(Records Opens)

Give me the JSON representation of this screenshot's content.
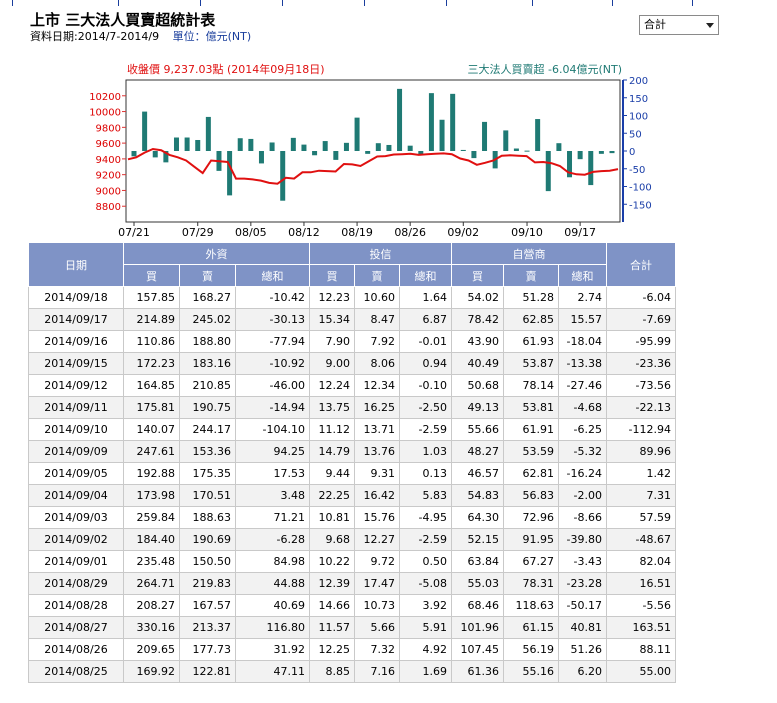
{
  "header": {
    "title": "上市 三大法人買賣超統計表",
    "date_range": "資料日期:2014/7-2014/9",
    "unit_label": "單位：億元(NT)"
  },
  "period_select": {
    "value": "合計"
  },
  "colors": {
    "header_bg": "#7f93c6",
    "price_line": "#e01010",
    "bar": "#1f7a74",
    "nav": "#1a3e9c"
  },
  "chart_data": {
    "type": "bar+line",
    "legend_left": "收盤價 9,237.03點 (2014年09月18日)",
    "legend_right": "三大法人買賣超 -6.04億元(NT)",
    "left_axis": {
      "ticks": [
        10200,
        10000,
        9800,
        9600,
        9400,
        9200,
        9000,
        8800
      ],
      "range": [
        8600,
        10400
      ]
    },
    "right_axis": {
      "ticks": [
        200,
        150,
        100,
        50,
        0,
        -50,
        -100,
        -150
      ],
      "range": [
        -200,
        200
      ]
    },
    "x_tick_labels": [
      "07/21",
      "07/29",
      "08/05",
      "08/12",
      "08/19",
      "08/26",
      "09/02",
      "09/10",
      "09/17"
    ],
    "x_tick_indexes": [
      0,
      6,
      11,
      16,
      21,
      26,
      31,
      37,
      42
    ],
    "bar_series": {
      "name": "三大法人買賣超",
      "values": [
        -15,
        111,
        -18,
        -32,
        38,
        38,
        31,
        96,
        -56,
        -125,
        36,
        34,
        -35,
        24,
        -140,
        37,
        18,
        -12,
        28,
        -25,
        23,
        94,
        -8,
        22,
        17,
        175,
        15,
        -11,
        163,
        88,
        161,
        3,
        -20,
        82,
        -49,
        58,
        7,
        1,
        90,
        -113,
        22,
        -74,
        -23,
        -96,
        -8,
        -6
      ]
    },
    "line_series": {
      "name": "收盤價",
      "values": [
        9395,
        9420,
        9480,
        9525,
        9510,
        9450,
        9420,
        9380,
        9300,
        9220,
        9380,
        9370,
        9360,
        9150,
        9150,
        9140,
        9125,
        9095,
        9085,
        9160,
        9150,
        9230,
        9230,
        9250,
        9245,
        9240,
        9335,
        9330,
        9310,
        9370,
        9430,
        9435,
        9455,
        9460,
        9465,
        9450,
        9460,
        9465,
        9470,
        9460,
        9405,
        9380,
        9325,
        9350,
        9380,
        9440,
        9445,
        9440,
        9435,
        9355,
        9360,
        9345,
        9310,
        9230,
        9205,
        9200,
        9235,
        9245,
        9250,
        9270
      ]
    }
  },
  "table": {
    "headers": {
      "date": "日期",
      "groups": [
        "外資",
        "投信",
        "自營商"
      ],
      "total": "合計",
      "sub": [
        "買",
        "賣",
        "總和",
        "買",
        "賣",
        "總和",
        "買",
        "賣",
        "總和"
      ]
    },
    "rows": [
      [
        "2014/09/18",
        "157.85",
        "168.27",
        "-10.42",
        "12.23",
        "10.60",
        "1.64",
        "54.02",
        "51.28",
        "2.74",
        "-6.04"
      ],
      [
        "2014/09/17",
        "214.89",
        "245.02",
        "-30.13",
        "15.34",
        "8.47",
        "6.87",
        "78.42",
        "62.85",
        "15.57",
        "-7.69"
      ],
      [
        "2014/09/16",
        "110.86",
        "188.80",
        "-77.94",
        "7.90",
        "7.92",
        "-0.01",
        "43.90",
        "61.93",
        "-18.04",
        "-95.99"
      ],
      [
        "2014/09/15",
        "172.23",
        "183.16",
        "-10.92",
        "9.00",
        "8.06",
        "0.94",
        "40.49",
        "53.87",
        "-13.38",
        "-23.36"
      ],
      [
        "2014/09/12",
        "164.85",
        "210.85",
        "-46.00",
        "12.24",
        "12.34",
        "-0.10",
        "50.68",
        "78.14",
        "-27.46",
        "-73.56"
      ],
      [
        "2014/09/11",
        "175.81",
        "190.75",
        "-14.94",
        "13.75",
        "16.25",
        "-2.50",
        "49.13",
        "53.81",
        "-4.68",
        "-22.13"
      ],
      [
        "2014/09/10",
        "140.07",
        "244.17",
        "-104.10",
        "11.12",
        "13.71",
        "-2.59",
        "55.66",
        "61.91",
        "-6.25",
        "-112.94"
      ],
      [
        "2014/09/09",
        "247.61",
        "153.36",
        "94.25",
        "14.79",
        "13.76",
        "1.03",
        "48.27",
        "53.59",
        "-5.32",
        "89.96"
      ],
      [
        "2014/09/05",
        "192.88",
        "175.35",
        "17.53",
        "9.44",
        "9.31",
        "0.13",
        "46.57",
        "62.81",
        "-16.24",
        "1.42"
      ],
      [
        "2014/09/04",
        "173.98",
        "170.51",
        "3.48",
        "22.25",
        "16.42",
        "5.83",
        "54.83",
        "56.83",
        "-2.00",
        "7.31"
      ],
      [
        "2014/09/03",
        "259.84",
        "188.63",
        "71.21",
        "10.81",
        "15.76",
        "-4.95",
        "64.30",
        "72.96",
        "-8.66",
        "57.59"
      ],
      [
        "2014/09/02",
        "184.40",
        "190.69",
        "-6.28",
        "9.68",
        "12.27",
        "-2.59",
        "52.15",
        "91.95",
        "-39.80",
        "-48.67"
      ],
      [
        "2014/09/01",
        "235.48",
        "150.50",
        "84.98",
        "10.22",
        "9.72",
        "0.50",
        "63.84",
        "67.27",
        "-3.43",
        "82.04"
      ],
      [
        "2014/08/29",
        "264.71",
        "219.83",
        "44.88",
        "12.39",
        "17.47",
        "-5.08",
        "55.03",
        "78.31",
        "-23.28",
        "16.51"
      ],
      [
        "2014/08/28",
        "208.27",
        "167.57",
        "40.69",
        "14.66",
        "10.73",
        "3.92",
        "68.46",
        "118.63",
        "-50.17",
        "-5.56"
      ],
      [
        "2014/08/27",
        "330.16",
        "213.37",
        "116.80",
        "11.57",
        "5.66",
        "5.91",
        "101.96",
        "61.15",
        "40.81",
        "163.51"
      ],
      [
        "2014/08/26",
        "209.65",
        "177.73",
        "31.92",
        "12.25",
        "7.32",
        "4.92",
        "107.45",
        "56.19",
        "51.26",
        "88.11"
      ],
      [
        "2014/08/25",
        "169.92",
        "122.81",
        "47.11",
        "8.85",
        "7.16",
        "1.69",
        "61.36",
        "55.16",
        "6.20",
        "55.00"
      ]
    ]
  }
}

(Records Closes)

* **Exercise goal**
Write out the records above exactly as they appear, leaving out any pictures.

* **Solution below**
Give me the JSON representation of this screenshot's content.
{
  "header": {
    "title": "上市 三大法人買賣超統計表",
    "date_range": "資料日期:2014/7-2014/9",
    "unit_label": "單位：億元(NT)"
  },
  "period_select": {
    "value": "合計"
  },
  "colors": {
    "header_bg": "#7f93c6",
    "price_line": "#e01010",
    "bar": "#1f7a74",
    "nav": "#1a3e9c"
  },
  "chart_data": {
    "type": "bar+line",
    "legend_left": "收盤價 9,237.03點 (2014年09月18日)",
    "legend_right": "三大法人買賣超 -6.04億元(NT)",
    "left_axis": {
      "ticks": [
        10200,
        10000,
        9800,
        9600,
        9400,
        9200,
        9000,
        8800
      ],
      "range": [
        8600,
        10400
      ]
    },
    "right_axis": {
      "ticks": [
        200,
        150,
        100,
        50,
        0,
        -50,
        -100,
        -150
      ],
      "range": [
        -200,
        200
      ]
    },
    "x_tick_labels": [
      "07/21",
      "07/29",
      "08/05",
      "08/12",
      "08/19",
      "08/26",
      "09/02",
      "09/10",
      "09/17"
    ],
    "x_tick_indexes": [
      0,
      6,
      11,
      16,
      21,
      26,
      31,
      37,
      42
    ],
    "bar_series": {
      "name": "三大法人買賣超",
      "values": [
        -15,
        111,
        -18,
        -32,
        38,
        38,
        31,
        96,
        -56,
        -125,
        36,
        34,
        -35,
        24,
        -140,
        37,
        18,
        -12,
        28,
        -25,
        23,
        94,
        -8,
        22,
        17,
        175,
        15,
        -11,
        163,
        88,
        161,
        3,
        -20,
        82,
        -49,
        58,
        7,
        1,
        90,
        -113,
        22,
        -74,
        -23,
        -96,
        -8,
        -6
      ]
    },
    "line_series": {
      "name": "收盤價",
      "values": [
        9395,
        9420,
        9480,
        9525,
        9510,
        9450,
        9420,
        9380,
        9300,
        9220,
        9380,
        9370,
        9360,
        9150,
        9150,
        9140,
        9125,
        9095,
        9085,
        9160,
        9150,
        9230,
        9230,
        9250,
        9245,
        9240,
        9335,
        9330,
        9310,
        9370,
        9430,
        9435,
        9455,
        9460,
        9465,
        9450,
        9460,
        9465,
        9470,
        9460,
        9405,
        9380,
        9325,
        9350,
        9380,
        9440,
        9445,
        9440,
        9435,
        9355,
        9360,
        9345,
        9310,
        9230,
        9205,
        9200,
        9235,
        9245,
        9250,
        9270
      ]
    }
  },
  "table": {
    "headers": {
      "date": "日期",
      "groups": [
        "外資",
        "投信",
        "自營商"
      ],
      "total": "合計",
      "sub": [
        "買",
        "賣",
        "總和",
        "買",
        "賣",
        "總和",
        "買",
        "賣",
        "總和"
      ]
    },
    "rows": [
      [
        "2014/09/18",
        "157.85",
        "168.27",
        "-10.42",
        "12.23",
        "10.60",
        "1.64",
        "54.02",
        "51.28",
        "2.74",
        "-6.04"
      ],
      [
        "2014/09/17",
        "214.89",
        "245.02",
        "-30.13",
        "15.34",
        "8.47",
        "6.87",
        "78.42",
        "62.85",
        "15.57",
        "-7.69"
      ],
      [
        "2014/09/16",
        "110.86",
        "188.80",
        "-77.94",
        "7.90",
        "7.92",
        "-0.01",
        "43.90",
        "61.93",
        "-18.04",
        "-95.99"
      ],
      [
        "2014/09/15",
        "172.23",
        "183.16",
        "-10.92",
        "9.00",
        "8.06",
        "0.94",
        "40.49",
        "53.87",
        "-13.38",
        "-23.36"
      ],
      [
        "2014/09/12",
        "164.85",
        "210.85",
        "-46.00",
        "12.24",
        "12.34",
        "-0.10",
        "50.68",
        "78.14",
        "-27.46",
        "-73.56"
      ],
      [
        "2014/09/11",
        "175.81",
        "190.75",
        "-14.94",
        "13.75",
        "16.25",
        "-2.50",
        "49.13",
        "53.81",
        "-4.68",
        "-22.13"
      ],
      [
        "2014/09/10",
        "140.07",
        "244.17",
        "-104.10",
        "11.12",
        "13.71",
        "-2.59",
        "55.66",
        "61.91",
        "-6.25",
        "-112.94"
      ],
      [
        "2014/09/09",
        "247.61",
        "153.36",
        "94.25",
        "14.79",
        "13.76",
        "1.03",
        "48.27",
        "53.59",
        "-5.32",
        "89.96"
      ],
      [
        "2014/09/05",
        "192.88",
        "175.35",
        "17.53",
        "9.44",
        "9.31",
        "0.13",
        "46.57",
        "62.81",
        "-16.24",
        "1.42"
      ],
      [
        "2014/09/04",
        "173.98",
        "170.51",
        "3.48",
        "22.25",
        "16.42",
        "5.83",
        "54.83",
        "56.83",
        "-2.00",
        "7.31"
      ],
      [
        "2014/09/03",
        "259.84",
        "188.63",
        "71.21",
        "10.81",
        "15.76",
        "-4.95",
        "64.30",
        "72.96",
        "-8.66",
        "57.59"
      ],
      [
        "2014/09/02",
        "184.40",
        "190.69",
        "-6.28",
        "9.68",
        "12.27",
        "-2.59",
        "52.15",
        "91.95",
        "-39.80",
        "-48.67"
      ],
      [
        "2014/09/01",
        "235.48",
        "150.50",
        "84.98",
        "10.22",
        "9.72",
        "0.50",
        "63.84",
        "67.27",
        "-3.43",
        "82.04"
      ],
      [
        "2014/08/29",
        "264.71",
        "219.83",
        "44.88",
        "12.39",
        "17.47",
        "-5.08",
        "55.03",
        "78.31",
        "-23.28",
        "16.51"
      ],
      [
        "2014/08/28",
        "208.27",
        "167.57",
        "40.69",
        "14.66",
        "10.73",
        "3.92",
        "68.46",
        "118.63",
        "-50.17",
        "-5.56"
      ],
      [
        "2014/08/27",
        "330.16",
        "213.37",
        "116.80",
        "11.57",
        "5.66",
        "5.91",
        "101.96",
        "61.15",
        "40.81",
        "163.51"
      ],
      [
        "2014/08/26",
        "209.65",
        "177.73",
        "31.92",
        "12.25",
        "7.32",
        "4.92",
        "107.45",
        "56.19",
        "51.26",
        "88.11"
      ],
      [
        "2014/08/25",
        "169.92",
        "122.81",
        "47.11",
        "8.85",
        "7.16",
        "1.69",
        "61.36",
        "55.16",
        "6.20",
        "55.00"
      ]
    ]
  }
}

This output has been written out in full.